Technology is, and always will be, around us. There’s just no escaping that. But, what bothers people from older generations isn’t the technology itself; it’s the way the current generation uses it. Don’t get me wrong, I can see why countless hours of staring at a phone would bother a generation that grew up without internet. Heck, it even bothers me. But the fact of the matter is that under the unproductive exterior lies a cornucopia of information. At no other point in history could a person access endless amounts information with the click of a few buttons. Despite all the controversy, today’s generation remains educated about a wider spectrum of topics than any previous generation. Thus, the constant use of technology should not be viewed as a waste of time, but rather a useful resource. Additionally, the ignorance of specific people should not define a general populous.

Self-absorption, or shall I say, selfie-absorption, is another trend taking today’s generation by storm. Bad puns aside, this trend actually fuels a new wave of confidence. Why is it that we tend to look down upon the bulk of selfies? To me, a selfie is so much more than just a photograph. A selfie shows that one is comfortable with his/her physical appearance. And who are we to take that confidence away? So keep on taking selfies, you beautiful creature.

Lastly, every generation has its pop culture. To judge one generation because its pop culture does not coincide with your interests is not fair. On top of that, just because something is older does not make it more respectable. Likewise, what may seem unsatisfactory now might seem magnificent to a future generation. After all, one of the main phrases in Nicki Minaj’s masterpiece “Anaconda” comes directly from Sir Mix-a-Lot’s irritating 1992 single, “Baby Got Back.”

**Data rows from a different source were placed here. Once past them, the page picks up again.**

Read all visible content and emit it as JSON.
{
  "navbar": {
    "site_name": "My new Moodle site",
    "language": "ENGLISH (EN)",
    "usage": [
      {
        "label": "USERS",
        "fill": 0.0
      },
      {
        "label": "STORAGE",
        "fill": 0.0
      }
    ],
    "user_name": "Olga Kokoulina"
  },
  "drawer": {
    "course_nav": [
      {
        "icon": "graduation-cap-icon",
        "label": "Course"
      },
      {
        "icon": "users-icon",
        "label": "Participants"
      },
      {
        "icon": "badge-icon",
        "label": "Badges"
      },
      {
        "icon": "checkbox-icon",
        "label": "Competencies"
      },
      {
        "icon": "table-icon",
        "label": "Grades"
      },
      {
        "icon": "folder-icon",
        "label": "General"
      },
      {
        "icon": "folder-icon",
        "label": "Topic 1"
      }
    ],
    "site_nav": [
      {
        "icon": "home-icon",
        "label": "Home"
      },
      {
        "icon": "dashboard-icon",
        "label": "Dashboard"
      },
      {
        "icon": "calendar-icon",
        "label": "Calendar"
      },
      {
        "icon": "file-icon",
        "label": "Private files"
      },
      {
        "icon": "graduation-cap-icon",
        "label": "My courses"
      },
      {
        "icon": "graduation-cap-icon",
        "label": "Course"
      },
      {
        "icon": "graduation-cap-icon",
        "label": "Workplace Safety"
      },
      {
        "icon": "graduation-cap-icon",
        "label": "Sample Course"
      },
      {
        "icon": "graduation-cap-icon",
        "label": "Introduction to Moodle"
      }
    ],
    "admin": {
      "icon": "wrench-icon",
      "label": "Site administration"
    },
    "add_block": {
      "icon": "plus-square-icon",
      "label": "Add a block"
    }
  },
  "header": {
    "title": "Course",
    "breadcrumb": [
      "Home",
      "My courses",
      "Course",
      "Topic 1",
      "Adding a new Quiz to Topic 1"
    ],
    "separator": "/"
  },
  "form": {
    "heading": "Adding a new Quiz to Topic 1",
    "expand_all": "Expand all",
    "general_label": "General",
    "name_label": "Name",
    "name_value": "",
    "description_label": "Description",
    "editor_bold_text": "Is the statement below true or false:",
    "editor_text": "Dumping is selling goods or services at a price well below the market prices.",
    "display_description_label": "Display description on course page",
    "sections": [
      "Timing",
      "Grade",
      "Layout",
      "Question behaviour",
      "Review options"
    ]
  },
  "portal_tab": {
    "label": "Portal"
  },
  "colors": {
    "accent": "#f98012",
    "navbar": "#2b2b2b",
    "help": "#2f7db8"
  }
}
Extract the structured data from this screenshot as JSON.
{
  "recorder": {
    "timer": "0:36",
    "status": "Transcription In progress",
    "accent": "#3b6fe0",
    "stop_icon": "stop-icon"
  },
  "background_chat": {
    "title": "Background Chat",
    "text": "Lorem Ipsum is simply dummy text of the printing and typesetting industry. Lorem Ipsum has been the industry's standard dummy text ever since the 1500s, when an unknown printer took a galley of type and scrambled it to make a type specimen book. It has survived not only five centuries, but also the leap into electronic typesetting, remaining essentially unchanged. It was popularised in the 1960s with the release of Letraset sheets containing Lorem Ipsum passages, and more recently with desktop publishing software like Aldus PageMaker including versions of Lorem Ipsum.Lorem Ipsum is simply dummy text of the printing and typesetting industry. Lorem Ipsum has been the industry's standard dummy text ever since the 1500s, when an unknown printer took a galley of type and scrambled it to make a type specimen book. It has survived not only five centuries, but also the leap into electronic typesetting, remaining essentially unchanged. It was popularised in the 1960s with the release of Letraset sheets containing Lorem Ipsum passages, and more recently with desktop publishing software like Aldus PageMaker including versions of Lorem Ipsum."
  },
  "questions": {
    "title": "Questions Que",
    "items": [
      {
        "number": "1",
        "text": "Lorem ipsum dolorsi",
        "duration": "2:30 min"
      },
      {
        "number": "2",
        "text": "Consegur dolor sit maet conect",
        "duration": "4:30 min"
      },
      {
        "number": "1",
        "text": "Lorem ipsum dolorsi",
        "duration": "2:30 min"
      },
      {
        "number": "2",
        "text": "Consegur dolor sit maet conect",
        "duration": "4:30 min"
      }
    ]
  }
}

What I mean by all of this is that no generation’s trends are better than those of another generation. Every time period has its classic trademarks and its questionable fads. Long story short, the battle of the generations has resulted in a tie.